Michael Dorian of the New York City Atheists blog has tagged me with this meme, which, as the title above indicates, also happens to be my 400th post. Though I still haven't achieved the level of readership I had hoped for, Exercise in Futility has managed to stand the test of time, and I believe the best is yet to come.
Anyway, here it goes!
Q1. How would you define “atheism”?
I would define it simply as the absence of belief in a god. Personally, I cannot rule out 100% that there is no higher power that created our universe. But if there is such a being, I don't see how anyone can claim to know what it wants or indeed that it wants or needs anything from us puny humans.
Q2. Was your upbringing religious? If so, what tradition?
I was raised Roman Catholic. For the most part, I hated it. I had to go through catechism and attend mass every Sunday. But around New Years of 1984, when I was in the middle of 9th grade, I was inspired by the priest's sermon to take my religion seriously. I read the Bible from start to finish three times in a row, I went to mass voluntarily, pestered my friends about the need to believe, and even slept with a Bible in my bed!
Q3. How would you describe “Intelligent Design”, using only one word?
I can't. So I will just go ahead and say what I want to say about it. The ID movement is an attempt by some in the belief community to have a "scientific" hook on which to hang their religious faith.
Q4. What scientific endeavour really excites you?
Space exploration. One of the things that turned me away from Christianity was the realization of how small we are in this vast universe. For me, the god of the Bible is the god of a very small universe where humans are the reason for the universe having been created. Back then, people didn't know that ours was one of a number of planets orbiting the sun in our solar system, and that our sun was one of millions which were orbited by planets of their own in the Milky Way, which itself was one of millions of galaxies each filled with millions of their own suns with their own planets orbiting them. When you look at it that way, it is hard to believe that our actions here on this planet have any cosmic significance.
But to get back to the main point of the question, I am intrigued about the possibility of finding life, even at the microbial level, on another planet or body in the solar system. We would realize that we are indeed not alone in the universe, and that if we can find microbial life in a place like Jupiter's moon Europa, to take one possible candidate, then there is a greater possibility that intelligent life may exist somewhere as well.
Q5. If you could change one thing about the “atheist community”, what would it be and why?
Well, the "atheist community" is not a monolith, so I don't know what I would change about it. One thing I would argue is that what we should strive for is not an atheist world, but to promote pluralism and tolerance, even for religious people.
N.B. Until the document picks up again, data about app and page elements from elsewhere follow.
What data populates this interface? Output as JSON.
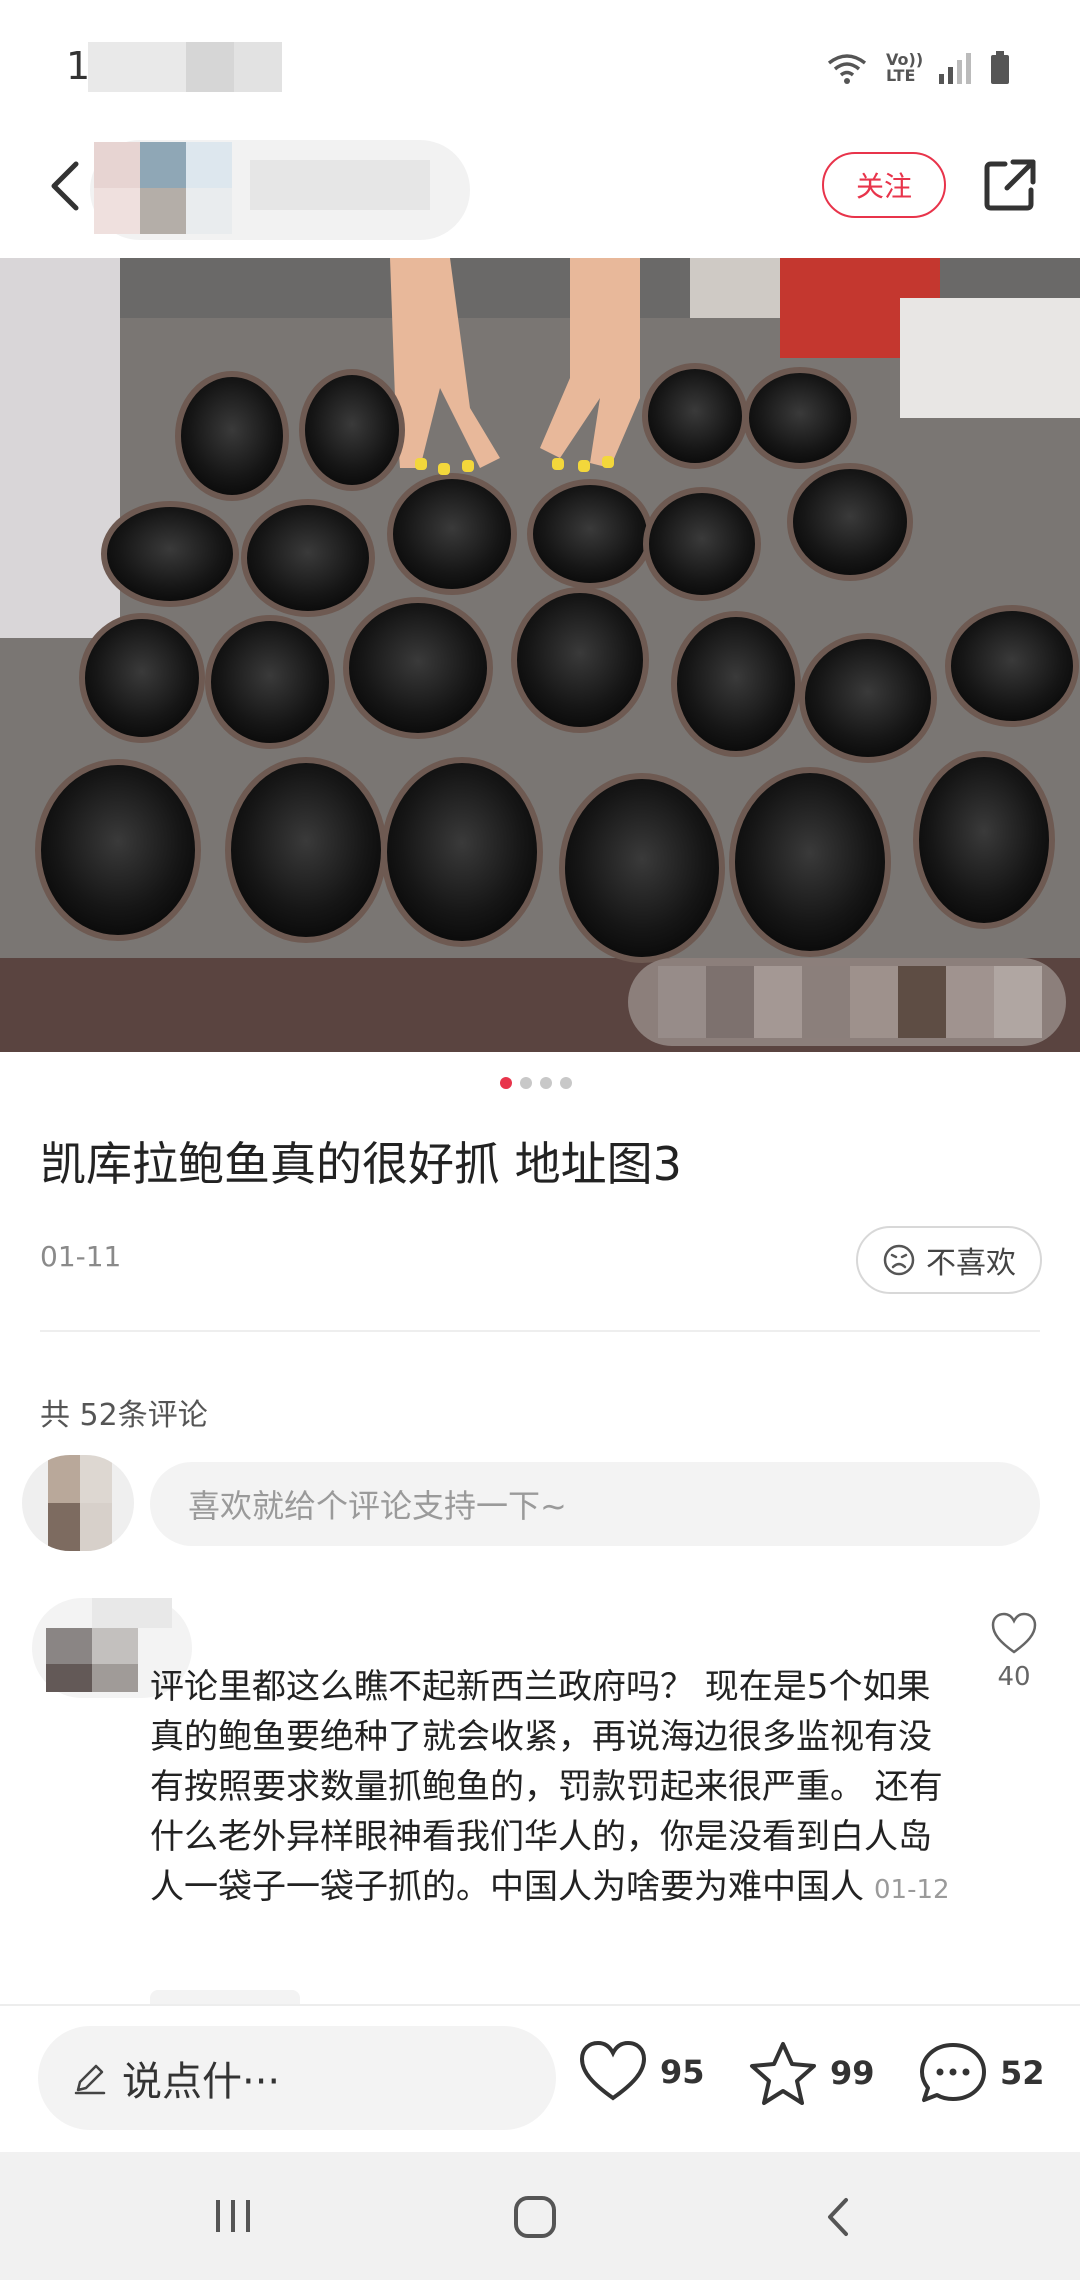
{
  "status_bar": {
    "time": "16:0",
    "network": "Vo)) LTE"
  },
  "header": {
    "follow_label": "关注"
  },
  "carousel": {
    "page_count": 4,
    "active_index": 0
  },
  "post": {
    "title": "凯库拉鲍鱼真的很好抓 地址图3",
    "date": "01-11",
    "dislike_label": "不喜欢"
  },
  "comments": {
    "count_label": "共 52条评论",
    "input_placeholder": "喜欢就给个评论支持一下~",
    "items": [
      {
        "text": "评论里都这么瞧不起新西兰政府吗？ 现在是5个如果真的鲍鱼要绝种了就会收紧，再说海边很多监视有没有按照要求数量抓鲍鱼的，罚款罚起来很严重。 还有什么老外异样眼神看我们华人的，你是没看到白人岛人一袋子一袋子抓的。中国人为啥要为难中国人",
        "date": "01-12",
        "likes": "40"
      }
    ]
  },
  "action_bar": {
    "input_label": "说点什···",
    "likes": "95",
    "favorites": "99",
    "comments": "52"
  },
  "colors": {
    "accent": "#e8344b",
    "background": "#ffffff"
  },
  "icons": [
    "back-arrow-icon",
    "share-icon",
    "dislike-face-icon",
    "heart-icon",
    "star-icon",
    "comment-bubble-icon",
    "pencil-icon",
    "recent-apps-icon",
    "home-icon",
    "nav-back-icon"
  ]
}
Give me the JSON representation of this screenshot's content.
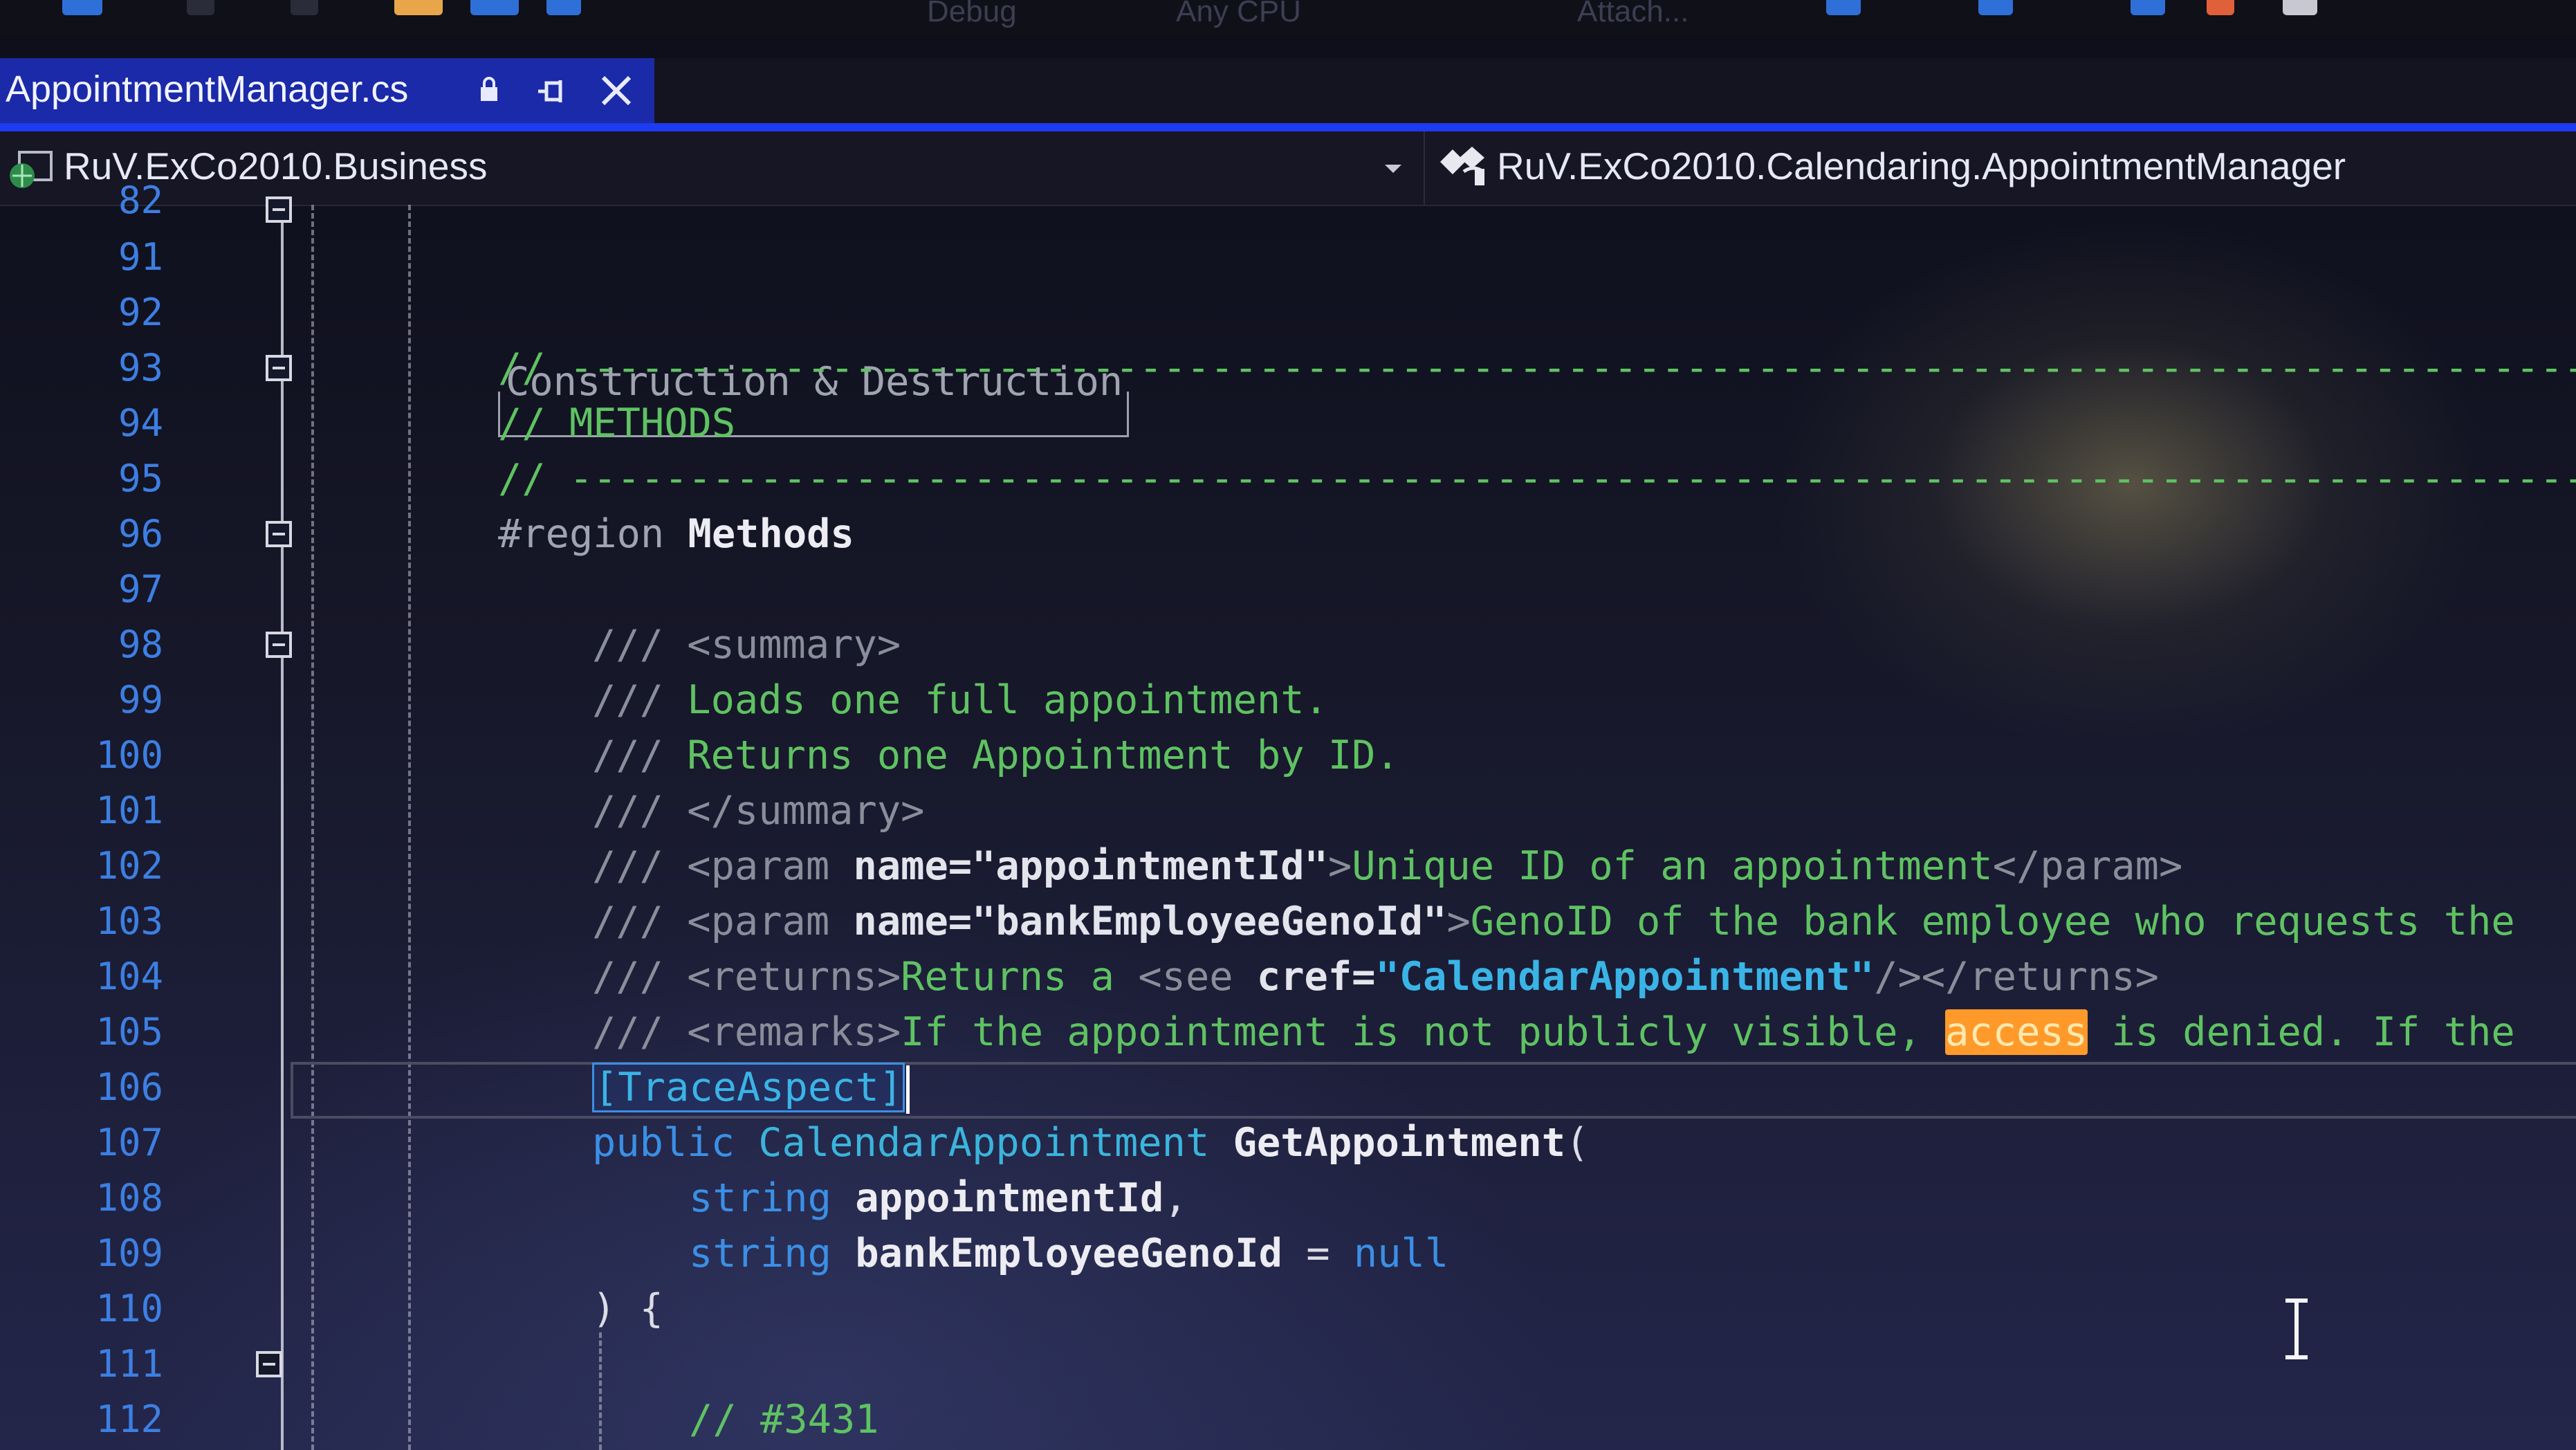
{
  "toolbar": {
    "cut_off_labels": [
      "Debug",
      "Any CPU",
      "Attach..."
    ]
  },
  "tab": {
    "title": "AppointmentManager.cs",
    "lock_glyph": "🔒",
    "pin_glyph": "⊣",
    "close_glyph": "✕"
  },
  "navbar": {
    "project": "RuV.ExCo2010.Business",
    "type": "RuV.ExCo2010.Calendaring.AppointmentManager"
  },
  "editor": {
    "top_partial_line_number": "82",
    "top_partial_text": "Construction & Destruction",
    "lines": [
      {
        "n": "91"
      },
      {
        "n": "92"
      },
      {
        "n": "93",
        "c1": "// ----------------------------------------------------------------------------------------------------------"
      },
      {
        "n": "94",
        "c1": "// METHODS"
      },
      {
        "n": "95",
        "c1": "// ----------------------------------------------------------------------------------------------------------"
      },
      {
        "n": "96",
        "kw": "#region",
        "name": "Methods"
      },
      {
        "n": "97"
      },
      {
        "n": "98",
        "slash": "///",
        "t1": "<summary>"
      },
      {
        "n": "99",
        "slash": "///",
        "txt": "Loads one full appointment."
      },
      {
        "n": "100",
        "slash": "///",
        "txt": "Returns one Appointment by ID."
      },
      {
        "n": "101",
        "slash": "///",
        "t1": "</summary>"
      },
      {
        "n": "102",
        "slash": "///",
        "t1": "<param ",
        "attr": "name=",
        "str": "\"appointmentId\"",
        "t2": ">",
        "txt": "Unique ID of an appointment",
        "t3": "</param>"
      },
      {
        "n": "103",
        "slash": "///",
        "t1": "<param ",
        "attr": "name=",
        "str": "\"bankEmployeeGenoId\"",
        "t2": ">",
        "txt": "GenoID of the bank employee who requests the"
      },
      {
        "n": "104",
        "slash": "///",
        "t1": "<returns>",
        "txt": "Returns a ",
        "t2": "<see ",
        "attr": "cref=",
        "cref": "\"CalendarAppointment\"",
        "t3": "/></returns>"
      },
      {
        "n": "105",
        "slash": "///",
        "t1": "<remarks>",
        "txt": "If the appointment is not publicly visible, ",
        "hl": "access",
        "txt2": " is denied. If the"
      },
      {
        "n": "106",
        "attr_text": "[TraceAspect]"
      },
      {
        "n": "107",
        "kw": "public",
        "type": "CalendarAppointment",
        "name": "GetAppointment",
        "rest": "("
      },
      {
        "n": "108",
        "kw": "string",
        "name": "appointmentId",
        "rest": ","
      },
      {
        "n": "109",
        "kw": "string",
        "name": "bankEmployeeGenoId",
        "op": " = ",
        "lit": "null"
      },
      {
        "n": "110",
        "rest": ") {"
      },
      {
        "n": "111"
      },
      {
        "n": "112",
        "c1": "// #3431"
      }
    ]
  },
  "colors": {
    "tab_active": "#1a2aa8",
    "line_number": "#3d7fe3",
    "comment": "#5fc262",
    "keyword": "#3b8fe6",
    "type": "#3bb4dc",
    "highlight": "#ff9a2a"
  },
  "icons": [
    "lock-icon",
    "pin-icon",
    "close-icon",
    "project-icon",
    "dropdown-arrow-icon",
    "class-icon",
    "fold-toggle-icon",
    "ibeam-cursor-icon"
  ]
}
When you have a country where one group tries to impose its dogma on everyone else, it requires an apparatus to enforce it, which results in a totalitarian society, whether it be Stalin's USSR or Afghanistan under the Taliban.
Q6. If your child came up to you and said “I’m joining the clergy”, what would be your first response?
I would ask him/her what the motivation was. Ultimately, I would have to respect my son or daughter's position if there was no changing his or her mind.
Q7. What’s your favourite theistic argument, and how do you usually refute it?
It amuses me when they ask me "Well, then how did the universe get here?" My response to that is, "Even if the universe was designed by someone, it doesn't mean it was your god."
Q8. What’s your most “controversial” (as far as general attitudes amongst other atheists goes) viewpoint?
I don't know. I am pretty moderate as far as atheists go. From the perspective of other atheists, I guess maybe my advocacy for the rights of religious minorities to be free of persecution. The reason why it matters to me is that if persecution of a minority is tolerated, then you are contributing to a climate that makes it okay to persecute you.
Q9. Of the “Four Horsemen” (Dawkins, Dennett, Hitchens and Harris) who is your favourite, and why?
Oh, I don't know. Each of them has something positive to offer.
Q10. If you could convince just one theistic person to abandon their beliefs, who would it be?
That's easy, my wife! She is a lapsed Catholic, but does not seem to have it in her to embrace atheism.
Now name three other atheist blogs that you’d like to see take up the Atheist Thirteen gauntlet:
Okay, I choose Stardust, the Jolly Nihilist, and Tina.